Happy hour (after-work drinks) around the Arco do Teles is a fine way to experience carioca culture in the historic centre of the city, as well as being a Rio de Janeiro tradition. The arch itself is on the northwestern side of Praça XV de Novembro and leads through the charming cobbled street known as Travessa do Comércio to Rua Ouvidor and Rua Mercado. You'll find a vibrant atmosphere amongst the tables of cafés, bars and restaurants that fill these narrow streets, particularly towards the end of the working week, as cariocas relax with a glass of beer and traditional finger foods. The area offers many historical, cultural and gastronomic highlights.
Rio de Janeiro's natural beauty and astonishing views invite residents and visitors to take part in outdoor exercise throughout the city. Frescobol, first played on Copacabana beach during the 1950s, and now considered a traditional pastime, is a popular activity for cariocas on sunny days, both in summer and winter.
The carioca beachfronts are excellent for a sunset bike ride, while the beaches themselves are perfect for a game of volleyball or footvolley. The latter has some characteristics of football – the player may touch the ball with any part of the body except the arms, forearms and hands, as well as those of volleyball – the match is divided into sets, and each team may only touch the ball three times.
There are activities which are even more original, such as slackline, in which players walk across a nylon tightrope fixed between two anchor points. It is common to see people practising slackline on nylon roping fastened between coconut trees on Rio's beaches. Another example is wakeboarding on Lagoa Rodrigo de Freitas, with its stunning views of Christ the Redeemer, the mountains of Tijuca forest, and Pedra da Gávea.
Known for its rocks abutting the ocean, Arpoador beach is about 500 metres long, and is located between Fort Copacabana and Ipanema Beach.

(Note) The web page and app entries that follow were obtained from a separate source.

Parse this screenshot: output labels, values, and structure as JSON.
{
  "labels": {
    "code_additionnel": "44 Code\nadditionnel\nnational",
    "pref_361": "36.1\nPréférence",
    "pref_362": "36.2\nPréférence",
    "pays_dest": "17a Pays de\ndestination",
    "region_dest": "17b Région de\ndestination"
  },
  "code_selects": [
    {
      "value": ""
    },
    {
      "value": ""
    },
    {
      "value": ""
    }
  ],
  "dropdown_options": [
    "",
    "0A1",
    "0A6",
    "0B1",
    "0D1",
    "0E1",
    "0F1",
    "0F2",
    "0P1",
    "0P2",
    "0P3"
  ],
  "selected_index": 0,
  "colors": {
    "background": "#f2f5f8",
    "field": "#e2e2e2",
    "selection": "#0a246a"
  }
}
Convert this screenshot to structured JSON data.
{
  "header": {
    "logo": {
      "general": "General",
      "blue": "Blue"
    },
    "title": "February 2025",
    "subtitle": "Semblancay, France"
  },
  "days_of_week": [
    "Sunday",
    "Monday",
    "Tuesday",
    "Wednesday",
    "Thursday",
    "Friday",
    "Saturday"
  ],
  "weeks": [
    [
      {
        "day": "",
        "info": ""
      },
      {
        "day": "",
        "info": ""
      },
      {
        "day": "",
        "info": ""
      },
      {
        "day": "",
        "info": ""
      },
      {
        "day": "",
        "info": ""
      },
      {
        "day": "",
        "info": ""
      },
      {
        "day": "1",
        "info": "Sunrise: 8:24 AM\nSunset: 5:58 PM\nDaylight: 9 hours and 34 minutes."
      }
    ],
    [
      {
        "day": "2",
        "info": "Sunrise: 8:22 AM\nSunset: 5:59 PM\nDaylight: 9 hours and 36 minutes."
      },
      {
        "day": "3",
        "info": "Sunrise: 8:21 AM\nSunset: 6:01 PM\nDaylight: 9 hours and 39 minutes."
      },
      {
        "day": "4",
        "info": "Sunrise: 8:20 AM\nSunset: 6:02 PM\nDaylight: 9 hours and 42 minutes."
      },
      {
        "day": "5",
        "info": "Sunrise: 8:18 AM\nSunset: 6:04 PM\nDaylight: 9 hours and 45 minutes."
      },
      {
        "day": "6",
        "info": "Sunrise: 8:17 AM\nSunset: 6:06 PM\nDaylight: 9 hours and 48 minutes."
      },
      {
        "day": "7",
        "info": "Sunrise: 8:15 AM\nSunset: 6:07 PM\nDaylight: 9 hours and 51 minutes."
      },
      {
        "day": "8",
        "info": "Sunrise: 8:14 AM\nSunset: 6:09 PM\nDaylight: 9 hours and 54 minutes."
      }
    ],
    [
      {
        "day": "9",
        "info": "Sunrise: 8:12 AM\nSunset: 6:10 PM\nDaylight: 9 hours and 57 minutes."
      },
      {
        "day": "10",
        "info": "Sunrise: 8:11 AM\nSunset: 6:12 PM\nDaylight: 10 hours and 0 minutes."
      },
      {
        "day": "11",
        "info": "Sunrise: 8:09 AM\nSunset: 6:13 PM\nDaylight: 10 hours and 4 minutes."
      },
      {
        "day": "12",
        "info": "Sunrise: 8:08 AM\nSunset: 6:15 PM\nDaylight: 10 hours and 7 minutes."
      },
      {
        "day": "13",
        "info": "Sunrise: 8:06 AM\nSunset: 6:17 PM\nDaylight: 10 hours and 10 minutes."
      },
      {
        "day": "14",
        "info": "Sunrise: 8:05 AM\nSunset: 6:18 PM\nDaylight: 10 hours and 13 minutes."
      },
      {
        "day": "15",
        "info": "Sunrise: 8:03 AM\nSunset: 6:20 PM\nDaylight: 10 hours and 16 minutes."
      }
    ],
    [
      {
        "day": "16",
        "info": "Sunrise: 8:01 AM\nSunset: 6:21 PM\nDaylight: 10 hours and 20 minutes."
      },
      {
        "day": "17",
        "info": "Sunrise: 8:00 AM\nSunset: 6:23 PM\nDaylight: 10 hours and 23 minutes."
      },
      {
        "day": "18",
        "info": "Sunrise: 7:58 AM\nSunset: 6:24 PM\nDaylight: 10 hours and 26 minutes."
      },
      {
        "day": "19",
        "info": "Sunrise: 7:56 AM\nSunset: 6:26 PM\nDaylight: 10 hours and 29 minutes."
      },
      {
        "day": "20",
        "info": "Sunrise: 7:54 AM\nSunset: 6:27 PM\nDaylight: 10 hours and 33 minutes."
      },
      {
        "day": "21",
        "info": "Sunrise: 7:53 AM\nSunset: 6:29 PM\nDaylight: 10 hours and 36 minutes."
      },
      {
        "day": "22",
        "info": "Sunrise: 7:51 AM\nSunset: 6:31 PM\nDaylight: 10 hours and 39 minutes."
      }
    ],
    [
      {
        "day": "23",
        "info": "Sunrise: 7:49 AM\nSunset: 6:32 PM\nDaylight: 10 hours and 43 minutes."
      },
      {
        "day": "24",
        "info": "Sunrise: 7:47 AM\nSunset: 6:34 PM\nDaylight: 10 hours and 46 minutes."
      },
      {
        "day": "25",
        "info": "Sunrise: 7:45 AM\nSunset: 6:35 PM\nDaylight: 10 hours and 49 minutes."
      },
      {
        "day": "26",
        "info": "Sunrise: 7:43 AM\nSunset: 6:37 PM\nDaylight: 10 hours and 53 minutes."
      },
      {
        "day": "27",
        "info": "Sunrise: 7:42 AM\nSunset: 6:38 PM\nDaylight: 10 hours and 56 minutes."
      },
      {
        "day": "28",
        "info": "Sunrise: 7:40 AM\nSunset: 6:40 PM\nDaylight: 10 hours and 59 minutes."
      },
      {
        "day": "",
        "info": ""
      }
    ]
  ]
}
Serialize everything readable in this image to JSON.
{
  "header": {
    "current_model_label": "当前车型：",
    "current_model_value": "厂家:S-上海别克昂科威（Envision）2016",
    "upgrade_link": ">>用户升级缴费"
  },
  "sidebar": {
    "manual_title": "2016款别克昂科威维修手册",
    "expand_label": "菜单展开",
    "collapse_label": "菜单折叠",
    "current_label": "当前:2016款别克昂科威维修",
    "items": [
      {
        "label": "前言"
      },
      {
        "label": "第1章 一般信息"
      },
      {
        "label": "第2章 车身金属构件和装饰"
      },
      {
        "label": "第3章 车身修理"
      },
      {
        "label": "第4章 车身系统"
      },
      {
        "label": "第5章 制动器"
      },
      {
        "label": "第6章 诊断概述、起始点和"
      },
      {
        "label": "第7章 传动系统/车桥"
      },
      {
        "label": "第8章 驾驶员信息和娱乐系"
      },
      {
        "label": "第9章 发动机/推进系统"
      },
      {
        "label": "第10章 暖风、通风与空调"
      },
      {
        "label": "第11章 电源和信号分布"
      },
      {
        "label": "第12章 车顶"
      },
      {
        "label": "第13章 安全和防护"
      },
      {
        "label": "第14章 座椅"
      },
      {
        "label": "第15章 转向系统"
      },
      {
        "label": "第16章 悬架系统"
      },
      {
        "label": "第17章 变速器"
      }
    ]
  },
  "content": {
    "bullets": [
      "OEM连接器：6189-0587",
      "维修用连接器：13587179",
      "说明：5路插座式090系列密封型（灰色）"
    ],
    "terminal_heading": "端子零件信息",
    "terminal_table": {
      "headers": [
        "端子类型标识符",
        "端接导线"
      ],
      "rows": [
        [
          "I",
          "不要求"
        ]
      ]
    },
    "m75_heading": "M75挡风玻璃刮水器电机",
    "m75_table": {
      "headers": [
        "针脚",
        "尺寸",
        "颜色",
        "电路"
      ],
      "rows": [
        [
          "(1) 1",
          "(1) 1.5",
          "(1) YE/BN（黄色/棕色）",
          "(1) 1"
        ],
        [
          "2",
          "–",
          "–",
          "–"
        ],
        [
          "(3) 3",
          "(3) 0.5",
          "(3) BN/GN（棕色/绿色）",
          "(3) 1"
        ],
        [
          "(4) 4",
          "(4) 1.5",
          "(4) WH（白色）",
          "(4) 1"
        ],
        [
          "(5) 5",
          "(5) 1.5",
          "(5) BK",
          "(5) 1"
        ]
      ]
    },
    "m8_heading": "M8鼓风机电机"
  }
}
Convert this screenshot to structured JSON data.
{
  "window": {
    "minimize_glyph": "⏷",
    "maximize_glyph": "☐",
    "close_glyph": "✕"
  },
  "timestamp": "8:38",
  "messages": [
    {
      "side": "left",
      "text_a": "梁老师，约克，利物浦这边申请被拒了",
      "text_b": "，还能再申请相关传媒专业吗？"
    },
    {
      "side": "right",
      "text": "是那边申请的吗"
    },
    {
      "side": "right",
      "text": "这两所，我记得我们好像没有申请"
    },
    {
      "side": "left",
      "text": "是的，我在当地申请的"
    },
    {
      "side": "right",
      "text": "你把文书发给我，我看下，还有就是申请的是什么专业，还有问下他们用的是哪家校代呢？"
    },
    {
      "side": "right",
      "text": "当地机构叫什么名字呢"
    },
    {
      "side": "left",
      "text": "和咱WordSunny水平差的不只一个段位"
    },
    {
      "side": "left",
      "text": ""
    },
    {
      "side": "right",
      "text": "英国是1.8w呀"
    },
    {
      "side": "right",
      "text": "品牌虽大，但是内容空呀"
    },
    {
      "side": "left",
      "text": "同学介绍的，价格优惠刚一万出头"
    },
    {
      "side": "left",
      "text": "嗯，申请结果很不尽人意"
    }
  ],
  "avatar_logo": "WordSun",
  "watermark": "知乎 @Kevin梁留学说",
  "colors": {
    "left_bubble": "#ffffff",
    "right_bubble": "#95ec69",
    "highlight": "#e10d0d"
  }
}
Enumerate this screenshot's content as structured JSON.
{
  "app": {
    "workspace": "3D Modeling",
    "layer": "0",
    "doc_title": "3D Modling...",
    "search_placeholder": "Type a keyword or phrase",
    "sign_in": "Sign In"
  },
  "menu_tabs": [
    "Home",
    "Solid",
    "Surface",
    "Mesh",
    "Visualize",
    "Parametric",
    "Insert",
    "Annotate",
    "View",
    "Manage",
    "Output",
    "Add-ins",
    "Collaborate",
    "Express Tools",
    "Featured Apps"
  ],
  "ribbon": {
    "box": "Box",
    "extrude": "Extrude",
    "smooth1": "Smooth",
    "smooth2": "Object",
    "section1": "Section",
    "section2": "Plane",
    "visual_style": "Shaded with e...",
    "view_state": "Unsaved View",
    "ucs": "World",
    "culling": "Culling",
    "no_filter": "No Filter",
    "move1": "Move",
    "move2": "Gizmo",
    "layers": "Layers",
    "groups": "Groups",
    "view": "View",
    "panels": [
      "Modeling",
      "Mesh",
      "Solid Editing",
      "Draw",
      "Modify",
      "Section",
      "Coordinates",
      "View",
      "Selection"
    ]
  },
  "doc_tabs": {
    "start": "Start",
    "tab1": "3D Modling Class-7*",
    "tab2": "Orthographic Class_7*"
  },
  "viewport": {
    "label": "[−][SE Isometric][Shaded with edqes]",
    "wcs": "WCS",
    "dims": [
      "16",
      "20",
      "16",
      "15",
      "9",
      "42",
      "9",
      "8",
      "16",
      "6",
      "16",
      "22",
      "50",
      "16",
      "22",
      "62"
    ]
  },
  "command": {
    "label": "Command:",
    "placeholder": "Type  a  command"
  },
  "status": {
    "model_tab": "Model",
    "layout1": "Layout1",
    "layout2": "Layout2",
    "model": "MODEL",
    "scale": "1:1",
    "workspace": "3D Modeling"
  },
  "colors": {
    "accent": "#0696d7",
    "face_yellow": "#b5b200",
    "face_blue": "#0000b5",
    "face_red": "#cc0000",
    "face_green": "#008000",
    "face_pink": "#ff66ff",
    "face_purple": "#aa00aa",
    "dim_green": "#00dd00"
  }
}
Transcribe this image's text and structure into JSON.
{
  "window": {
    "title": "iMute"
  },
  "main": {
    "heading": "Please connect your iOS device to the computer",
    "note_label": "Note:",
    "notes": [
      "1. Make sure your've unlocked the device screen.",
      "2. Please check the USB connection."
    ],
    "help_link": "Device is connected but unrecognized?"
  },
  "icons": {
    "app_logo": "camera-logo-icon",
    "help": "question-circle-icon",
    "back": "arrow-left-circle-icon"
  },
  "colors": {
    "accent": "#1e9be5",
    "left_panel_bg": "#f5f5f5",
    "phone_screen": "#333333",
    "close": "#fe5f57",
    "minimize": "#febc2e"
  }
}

It offers one of the most breathtaking views of Rio: the sunset behind Dois Irmãos hill, framed by the Ipanema and Leblon beaches. This amazing moment is part of the carioca daily routine. Between October and February, when the city observes summer time, you often see locals leaving work in the evening and going straight to the beach simply to admire this natural spectacle.
A great deal of Brazilian history is still alive in Rio de Janeiro. Beautiful buildings from the 19th and 20th centuries house museums, churches and cultural centres that are part of the city’s history and Brazilian culture. Several artistic spaces cater for temporary exhibitions, cinema festivals and music, theatre and dance presentations.
The Museum of Modern Art, for example, is a milestone in Brazilian architecture. The work of architect Affonso Eduardo Reidy and a landscaping project of Roberto Burle Marx resulted in one of Rio’s most renowned cultural spaces. Inaugurated in 1958 and reopened in 1990, the museum hosts major national and international exhibitions.
Among churches and spaces for religious practice, the Catedral Metropolitana, inaugurated in 1979, stands out for the grandiosity and modernity of the cone-shaped architectural design. The cathedral is 75 metres high and has an external diameter of 106 metres, with standing capacity for 20,000 people. Outside the cathedral, visitors are dazzled by the colourful church windows.
Another of Rio de Janeiro historic sites is the Ilha Fiscal. The location, which was a customs clearance office until 1913, became famous for hosting the last ball of the Brazilian empire in November 1889, held in the island’s palace. The neo-gothic palace is open for visits and may be accessed via schooners which leave the Espaço Cultural da Marinha, in Rio’s central district.
An unmissable site for lovers of contemporary art, the building that served as the headquarters and branch agency of the Banco do Brasil until 1989 has been renovated to host one of the city’s most popular cultural and artistic spaces. Located on Avenida Presidente Vargas, near the famous Candelária church, the Centro Cultural do Banco do Brasil (CCBB) includes a library, cinema, theatre, bookstore, shop, tearoom and restaurant, in addition to spaces for temporary exhibitions.